Tax Day: A Time to Remember Discrimination Gays and Lesbians Face
Today is Tax Day in the US. Whether you procrastinated or filed early, tax season is ripe with opportunities to be reminded how we, as gays and lesbians are second class citizens in the eyes of the law. Bottom line – we pay more than our straight counterparts. In my opinion, this alone is a reason for supporting gay marriage (or at least some legal equivalent).
I was shocked and pleased to see that CNN brought this very disparity to light this week in their article “Gay Couples Face Higher Tax Bills”:
Most states ban gay marriage and don’t recognize same-sex unions in any way. Only in Massachusetts can gay couples legally marry. Since 1997, nine other states and Washington D.C. started offering civil unions or domestic partnerships that give some or all the legal protections of marriage.
Those protections include allowing gay couples to file state taxes jointly — and potentially save them money. But they can also make tax filing more complicated for the couples.
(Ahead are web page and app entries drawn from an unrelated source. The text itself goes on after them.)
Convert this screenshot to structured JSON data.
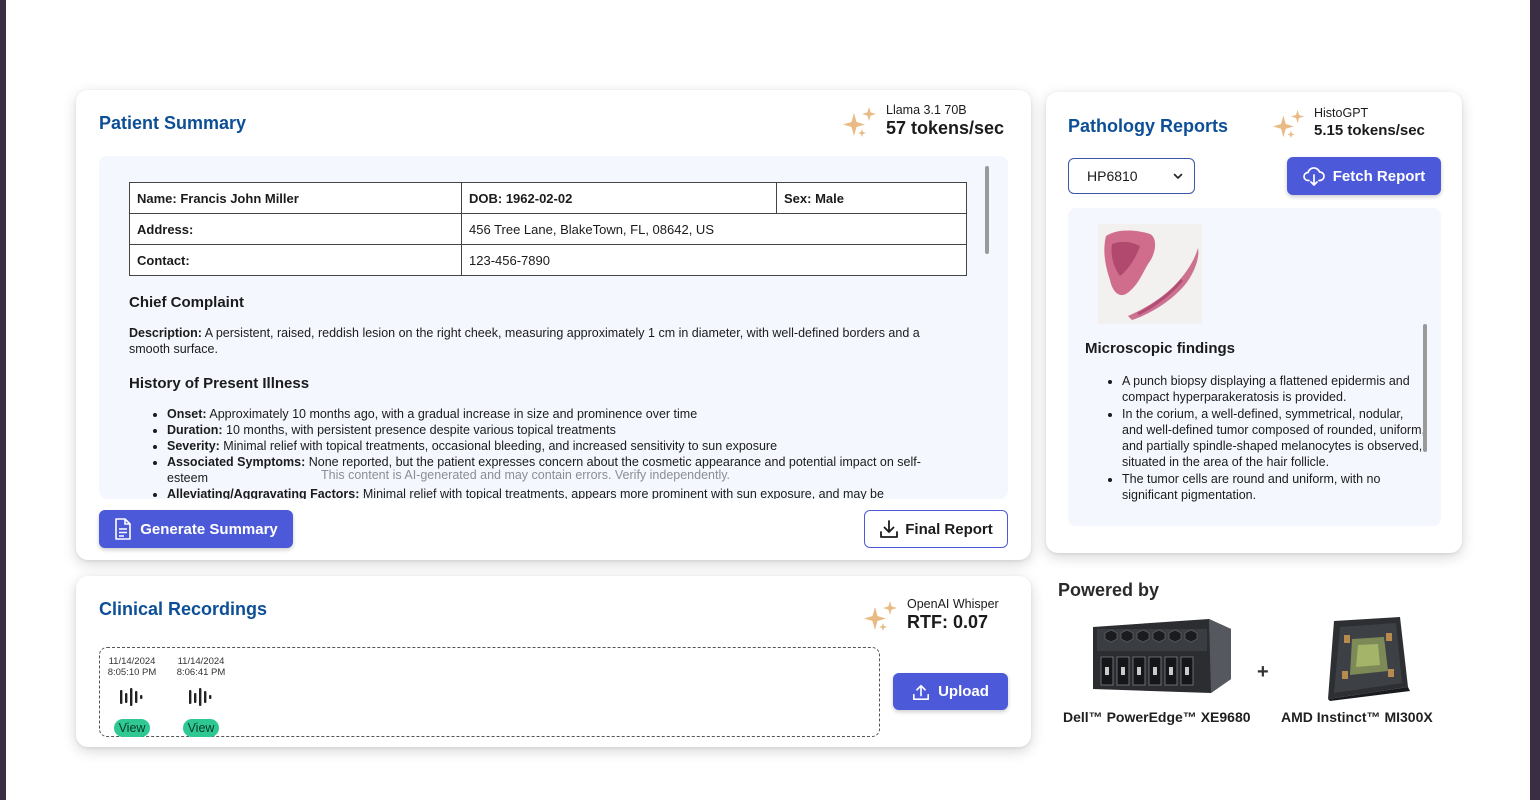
{
  "patient_summary": {
    "title": "Patient Summary",
    "model_name": "Llama 3.1 70B",
    "model_rate": "57 tokens/sec",
    "table": {
      "name": "Name: Francis John Miller",
      "dob": "DOB: 1962-02-02",
      "sex": "Sex: Male",
      "address_label": "Address:",
      "address_value": "456 Tree Lane, BlakeTown, FL, 08642, US",
      "contact_label": "Contact:",
      "contact_value": "123-456-7890"
    },
    "chief_complaint_heading": "Chief Complaint",
    "description_label": "Description:",
    "description_text": "A persistent, raised, reddish lesion on the right cheek, measuring approximately 1 cm in diameter, with well-defined borders and a smooth surface.",
    "hpi_heading": "History of Present Illness",
    "hpi_items": [
      {
        "label": "Onset:",
        "text": "Approximately 10 months ago, with a gradual increase in size and prominence over time"
      },
      {
        "label": "Duration:",
        "text": "10 months, with persistent presence despite various topical treatments"
      },
      {
        "label": "Severity:",
        "text": "Minimal relief with topical treatments, occasional bleeding, and increased sensitivity to sun exposure"
      },
      {
        "label": "Associated Symptoms:",
        "text": "None reported, but the patient expresses concern about the cosmetic appearance and potential impact on self-esteem"
      },
      {
        "label": "Alleviating/Aggravating Factors:",
        "text": "Minimal relief with topical treatments, appears more prominent with sun exposure, and may be"
      }
    ],
    "ai_note": "This content is AI-generated and may contain errors. Verify independently.",
    "generate_label": "Generate Summary",
    "final_label": "Final Report"
  },
  "pathology": {
    "title": "Pathology Reports",
    "model_name": "HistoGPT",
    "model_rate": "5.15 tokens/sec",
    "selected_report": "HP6810",
    "fetch_label": "Fetch Report",
    "findings_heading": "Microscopic findings",
    "findings": [
      "A punch biopsy displaying a flattened epidermis and compact hyperparakeratosis is provided.",
      "In the corium, a well-defined, symmetrical, nodular, and well-defined tumor composed of rounded, uniform, and partially spindle-shaped melanocytes is observed, situated in the area of the hair follicle.",
      "The tumor cells are round and uniform, with no significant pigmentation."
    ]
  },
  "recordings": {
    "title": "Clinical Recordings",
    "model_name": "OpenAI Whisper",
    "model_rate": "RTF: 0.07",
    "items": [
      {
        "date": "11/14/2024",
        "time": "8:05:10 PM",
        "view": "View"
      },
      {
        "date": "11/14/2024",
        "time": "8:06:41 PM",
        "view": "View"
      }
    ],
    "upload_label": "Upload"
  },
  "powered_by": {
    "title": "Powered by",
    "server_label": "Dell™ PowerEdge™ XE9680",
    "plus": "+",
    "gpu_label": "AMD Instinct™ MI300X"
  }
}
That’s because the state protections do not help with federal taxes. Under the 1996 Defense of Marriage Act, the government defines marriage as being allowed only between a man and a woman.
“You’re running one household,” said John Traier, a partner in the Butler, New Jersey, accounting firm Hammond & Traier. “But the federal government and a lot of states treat them as two households.”
When it comes to tax time the issues are plentiful. CNN points out two of the most significant:
There are two main effects of the different treatment under federal law.
One is the tax rate. Take two couples where one partner has a taxable income of $20,000 and the other makes $40,000. If they can file their federal taxes jointly, the tax bill would be $8,217.50. Filing separately, the combined bill would be $9,032.50 — more than $800 higher.
Another disparity comes with the federal government’s treatment of employer-provided health insurance, which also affects unmarried heterosexual couples.
For example, Dan Jessup is a project manager at JPMorgan Chase in Indiana. His partner, Bob Chenoweth, is self-employed, running two businesses out of the couple’s Mooresville, Indiana, home. So Chenoweth gets health insurance through Chase.
But Jessup is required to count the company’s cost of his partner’s benefits as additional income for tax purposes.
State and federal taxes on those benefits cost about $1,800 per year, Jessup said.
As with many other discrepancies and discrimination gays and lesbians face, adding children to the mix simply complicates things further.
For instance, couples with children must decide which partner gets to claim them as dependents for tax purposes on federal returns and returns in states that don’t recognize same-sex unions. Similarly, couples who own homes together have to sort out how much of the mortgage interest payments each partner gets to use as a deduction, said Lara Schwartz, the Human Rights Campaign legal director.
“If you are not a different sex,” from your partner, Schwartz said, “you are strangers, basically, under federal law.”
I don’t know about you but just filing taxes is bad enough but considering all these points in black and white is downright depressing. If you feel like you can’t get ahead, chock up at least a portion of the added challenge to the additional expenses gays and lesbian couples (and families) face.
Of course since today is tax day the focus is on taxes. Yet, there is more to this financial discrepancy than what CNN points out. What about all the added taxes a same-sex person has to pay when when his or her partner dies? When asked on vacation last week why I am even buying life insurance, I replied “Basically so my partner can cover inheritance taxes if I were to die.” Now that really gets my riled up!
In last week’s Ten Money Questions Candace Gingrich put this problem pretty darn succinctly:
In many ways it is the invisible discriminator when it comes to GLBT equality. When I am asked whether or not I’ve ever been discriminated against, my answer includes the often unnoticed ways that we are affected financially: paying federal taxes on domestic partner benefits; the income gap between queer and straight people; paying for lawyers and documents to protect our families; etc. There is also the damage that the myth of GLBT affluence does to efforts to secure GLBT equality.
So next time someone complains to you that “you gays just want special rights”, send them a copy of this post. Perhaps a little dollars and cents will help knock a little sense into those who are missing the hard and fast financial facts of being gay or lesbian.